## TASK TO CARRY OUT
May I please have every record restated word for word, with the images left out?

## DATA TO PROCESS

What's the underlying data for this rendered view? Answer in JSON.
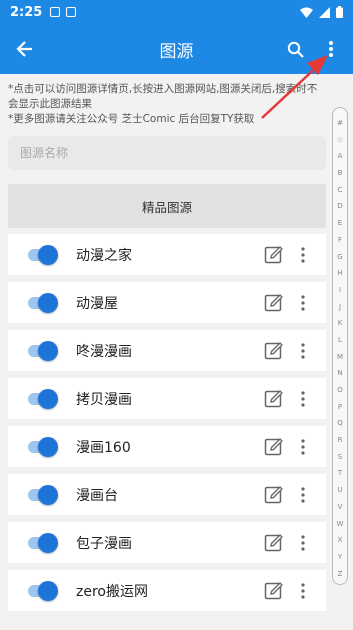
{
  "status_bar": {
    "time": "2:25"
  },
  "app_bar": {
    "title": "图源"
  },
  "hints": {
    "line1": "*点击可以访问图源详情页,长按进入图源网站,图源关闭后,搜索时不会显示此图源结果",
    "line2": "*更多图源请关注公众号 芝士Comic 后台回复TY获取"
  },
  "search": {
    "placeholder": "图源名称",
    "value": ""
  },
  "section": {
    "title": "精品图源"
  },
  "sources": [
    {
      "name": "动漫之家",
      "enabled": true
    },
    {
      "name": "动漫屋",
      "enabled": true
    },
    {
      "name": "咚漫漫画",
      "enabled": true
    },
    {
      "name": "拷贝漫画",
      "enabled": true
    },
    {
      "name": "漫画160",
      "enabled": true
    },
    {
      "name": "漫画台",
      "enabled": true
    },
    {
      "name": "包子漫画",
      "enabled": true
    },
    {
      "name": "zero搬运网",
      "enabled": true
    }
  ],
  "index_letters": [
    "#",
    "☆",
    "A",
    "B",
    "C",
    "D",
    "E",
    "F",
    "G",
    "H",
    "I",
    "J",
    "K",
    "L",
    "M",
    "N",
    "O",
    "P",
    "Q",
    "R",
    "S",
    "T",
    "U",
    "V",
    "W",
    "X",
    "Y",
    "Z"
  ],
  "colors": {
    "primary": "#1e88e5",
    "toggle_on": "#1e74d6",
    "annotation_arrow": "#e53935"
  }
}
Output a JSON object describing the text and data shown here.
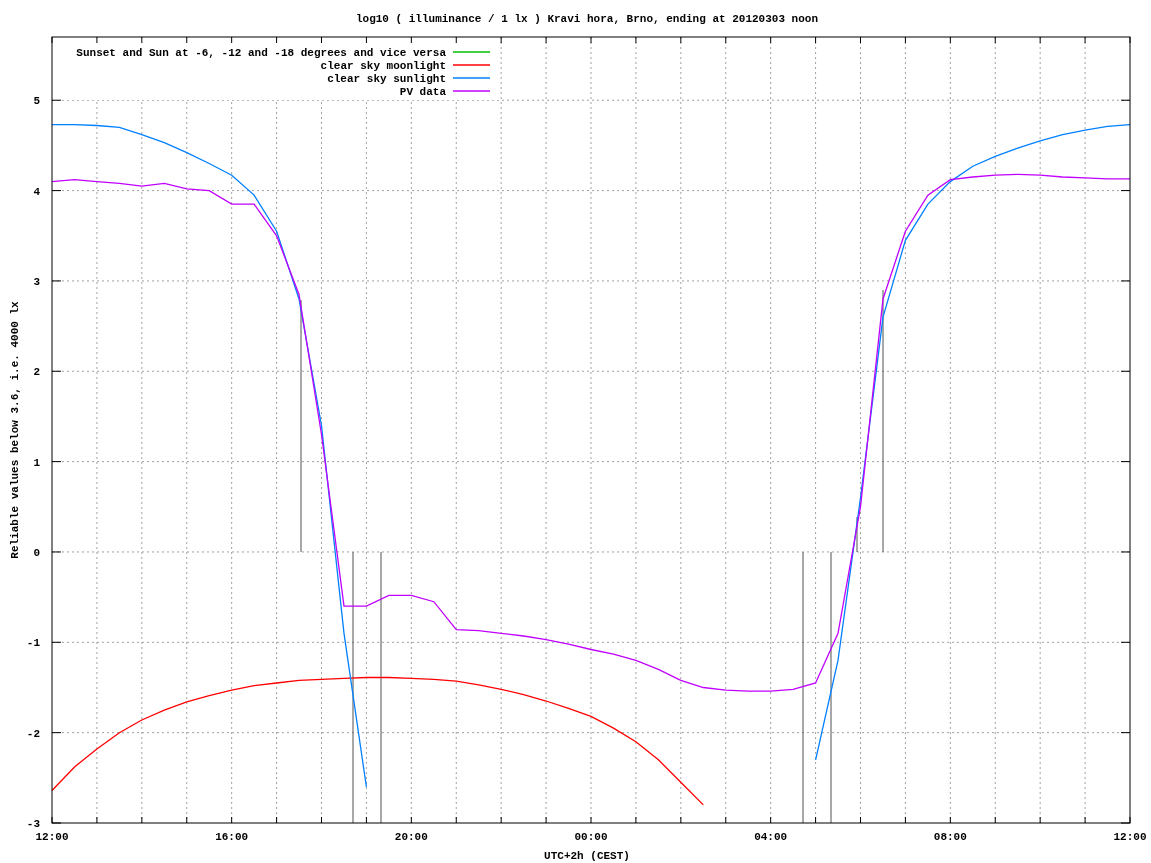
{
  "chart_data": {
    "type": "line",
    "title": "log10 ( illuminance / 1 lx ) Kravi hora, Brno, ending at 20120303 noon",
    "xlabel": "UTC+2h (CEST)",
    "ylabel": "Reliable values below 3.6, i.e. 4000 lx",
    "ylim": [
      -3,
      5.7
    ],
    "grid": true,
    "legend": true,
    "yticks": [
      -3,
      -2,
      -1,
      0,
      1,
      2,
      3,
      4,
      5
    ],
    "categories": [
      "12:00",
      null,
      null,
      null,
      null,
      null,
      null,
      null,
      "16:00",
      null,
      null,
      null,
      null,
      null,
      null,
      null,
      "20:00",
      null,
      null,
      null,
      null,
      null,
      null,
      null,
      "00:00",
      null,
      null,
      null,
      null,
      null,
      null,
      null,
      "04:00",
      null,
      null,
      null,
      null,
      null,
      null,
      null,
      "08:00",
      null,
      null,
      null,
      null,
      null,
      null,
      null,
      "12:00"
    ],
    "series": [
      {
        "name": "Sunset and Sun at -6, -12 and -18 degrees and vice versa",
        "color": "#00c000",
        "values": [
          null,
          null,
          null,
          null,
          null,
          null,
          null,
          null,
          null,
          null,
          null,
          null,
          null,
          null,
          null,
          null,
          null,
          null,
          null,
          null,
          null,
          null,
          null,
          null,
          null,
          null,
          null,
          null,
          null,
          null,
          null,
          null,
          null,
          null,
          null,
          null,
          null,
          null,
          null,
          null,
          null,
          null,
          null,
          null,
          null,
          null,
          null,
          null,
          null
        ]
      },
      {
        "name": "clear sky moonlight",
        "color": "#ff0000",
        "values": [
          -2.64,
          -2.38,
          -2.18,
          -2.0,
          -1.86,
          -1.75,
          -1.66,
          -1.59,
          -1.53,
          -1.48,
          -1.45,
          -1.42,
          -1.41,
          -1.4,
          -1.39,
          -1.39,
          -1.4,
          -1.41,
          -1.43,
          -1.47,
          -1.52,
          -1.58,
          -1.65,
          -1.73,
          -1.82,
          -1.95,
          -2.1,
          -2.3,
          -2.55,
          -2.8,
          null,
          null,
          null,
          null,
          null,
          null,
          null,
          null,
          null,
          null,
          null,
          null,
          null,
          null,
          null,
          null,
          null,
          null,
          null
        ]
      },
      {
        "name": "clear sky sunlight",
        "color": "#0080ff",
        "values": [
          4.73,
          4.73,
          4.72,
          4.7,
          4.62,
          4.53,
          4.42,
          4.3,
          4.17,
          3.95,
          3.55,
          2.8,
          1.4,
          -0.9,
          -2.6,
          null,
          null,
          null,
          null,
          null,
          null,
          null,
          null,
          null,
          null,
          null,
          null,
          null,
          null,
          null,
          null,
          null,
          null,
          null,
          -2.3,
          -1.2,
          0.6,
          2.6,
          3.45,
          3.85,
          4.1,
          4.27,
          4.38,
          4.47,
          4.55,
          4.62,
          4.67,
          4.71,
          4.73
        ]
      },
      {
        "name": "PV data",
        "color": "#c000ff",
        "values": [
          4.1,
          4.12,
          4.1,
          4.08,
          4.05,
          4.08,
          4.02,
          4.0,
          3.85,
          3.85,
          3.5,
          2.85,
          1.3,
          -0.6,
          -0.6,
          -0.48,
          -0.48,
          -0.55,
          -0.86,
          -0.87,
          -0.9,
          -0.93,
          -0.97,
          -1.02,
          -1.08,
          -1.13,
          -1.2,
          -1.3,
          -1.42,
          -1.5,
          -1.53,
          -1.54,
          -1.54,
          -1.52,
          -1.45,
          -0.9,
          0.5,
          2.8,
          3.55,
          3.95,
          4.12,
          4.15,
          4.17,
          4.18,
          4.17,
          4.15,
          4.14,
          4.13,
          4.13
        ]
      }
    ]
  }
}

## EXERCISE OUTPUT
What's the underlying data for this rendered view? Answer in JSON.
{
  "status_bar": {
    "time": "2:25"
  },
  "app_bar": {
    "title": "图源"
  },
  "hints": {
    "line1": "*点击可以访问图源详情页,长按进入图源网站,图源关闭后,搜索时不会显示此图源结果",
    "line2": "*更多图源请关注公众号 芝士Comic 后台回复TY获取"
  },
  "search": {
    "placeholder": "图源名称",
    "value": ""
  },
  "section": {
    "title": "精品图源"
  },
  "sources": [
    {
      "name": "动漫之家",
      "enabled": true
    },
    {
      "name": "动漫屋",
      "enabled": true
    },
    {
      "name": "咚漫漫画",
      "enabled": true
    },
    {
      "name": "拷贝漫画",
      "enabled": true
    },
    {
      "name": "漫画160",
      "enabled": true
    },
    {
      "name": "漫画台",
      "enabled": true
    },
    {
      "name": "包子漫画",
      "enabled": true
    },
    {
      "name": "zero搬运网",
      "enabled": true
    }
  ],
  "index_letters": [
    "#",
    "☆",
    "A",
    "B",
    "C",
    "D",
    "E",
    "F",
    "G",
    "H",
    "I",
    "J",
    "K",
    "L",
    "M",
    "N",
    "O",
    "P",
    "Q",
    "R",
    "S",
    "T",
    "U",
    "V",
    "W",
    "X",
    "Y",
    "Z"
  ],
  "colors": {
    "primary": "#1e88e5",
    "toggle_on": "#1e74d6",
    "annotation_arrow": "#e53935"
  }
}
Output a JSON object describing the text and data shown here.
{
  "chart_data": {
    "type": "line",
    "title": "log10 ( illuminance / 1 lx ) Kravi hora, Brno, ending at 20120303 noon",
    "xlabel": "UTC+2h (CEST)",
    "ylabel": "Reliable values below 3.6, i.e. 4000 lx",
    "ylim": [
      -3,
      5.7
    ],
    "grid": true,
    "legend": true,
    "yticks": [
      -3,
      -2,
      -1,
      0,
      1,
      2,
      3,
      4,
      5
    ],
    "categories": [
      "12:00",
      null,
      null,
      null,
      null,
      null,
      null,
      null,
      "16:00",
      null,
      null,
      null,
      null,
      null,
      null,
      null,
      "20:00",
      null,
      null,
      null,
      null,
      null,
      null,
      null,
      "00:00",
      null,
      null,
      null,
      null,
      null,
      null,
      null,
      "04:00",
      null,
      null,
      null,
      null,
      null,
      null,
      null,
      "08:00",
      null,
      null,
      null,
      null,
      null,
      null,
      null,
      "12:00"
    ],
    "series": [
      {
        "name": "Sunset and Sun at -6, -12 and -18 degrees and vice versa",
        "color": "#00c000",
        "values": [
          null,
          null,
          null,
          null,
          null,
          null,
          null,
          null,
          null,
          null,
          null,
          null,
          null,
          null,
          null,
          null,
          null,
          null,
          null,
          null,
          null,
          null,
          null,
          null,
          null,
          null,
          null,
          null,
          null,
          null,
          null,
          null,
          null,
          null,
          null,
          null,
          null,
          null,
          null,
          null,
          null,
          null,
          null,
          null,
          null,
          null,
          null,
          null,
          null
        ]
      },
      {
        "name": "clear sky moonlight",
        "color": "#ff0000",
        "values": [
          -2.64,
          -2.38,
          -2.18,
          -2.0,
          -1.86,
          -1.75,
          -1.66,
          -1.59,
          -1.53,
          -1.48,
          -1.45,
          -1.42,
          -1.41,
          -1.4,
          -1.39,
          -1.39,
          -1.4,
          -1.41,
          -1.43,
          -1.47,
          -1.52,
          -1.58,
          -1.65,
          -1.73,
          -1.82,
          -1.95,
          -2.1,
          -2.3,
          -2.55,
          -2.8,
          null,
          null,
          null,
          null,
          null,
          null,
          null,
          null,
          null,
          null,
          null,
          null,
          null,
          null,
          null,
          null,
          null,
          null,
          null
        ]
      },
      {
        "name": "clear sky sunlight",
        "color": "#0080ff",
        "values": [
          4.73,
          4.73,
          4.72,
          4.7,
          4.62,
          4.53,
          4.42,
          4.3,
          4.17,
          3.95,
          3.55,
          2.8,
          1.4,
          -0.9,
          -2.6,
          null,
          null,
          null,
          null,
          null,
          null,
          null,
          null,
          null,
          null,
          null,
          null,
          null,
          null,
          null,
          null,
          null,
          null,
          null,
          -2.3,
          -1.2,
          0.6,
          2.6,
          3.45,
          3.85,
          4.1,
          4.27,
          4.38,
          4.47,
          4.55,
          4.62,
          4.67,
          4.71,
          4.73
        ]
      },
      {
        "name": "PV data",
        "color": "#c000ff",
        "values": [
          4.1,
          4.12,
          4.1,
          4.08,
          4.05,
          4.08,
          4.02,
          4.0,
          3.85,
          3.85,
          3.5,
          2.85,
          1.3,
          -0.6,
          -0.6,
          -0.48,
          -0.48,
          -0.55,
          -0.86,
          -0.87,
          -0.9,
          -0.93,
          -0.97,
          -1.02,
          -1.08,
          -1.13,
          -1.2,
          -1.3,
          -1.42,
          -1.5,
          -1.53,
          -1.54,
          -1.54,
          -1.52,
          -1.45,
          -0.9,
          0.5,
          2.8,
          3.55,
          3.95,
          4.12,
          4.15,
          4.17,
          4.18,
          4.17,
          4.15,
          4.14,
          4.13,
          4.13
        ]
      }
    ]
  }
}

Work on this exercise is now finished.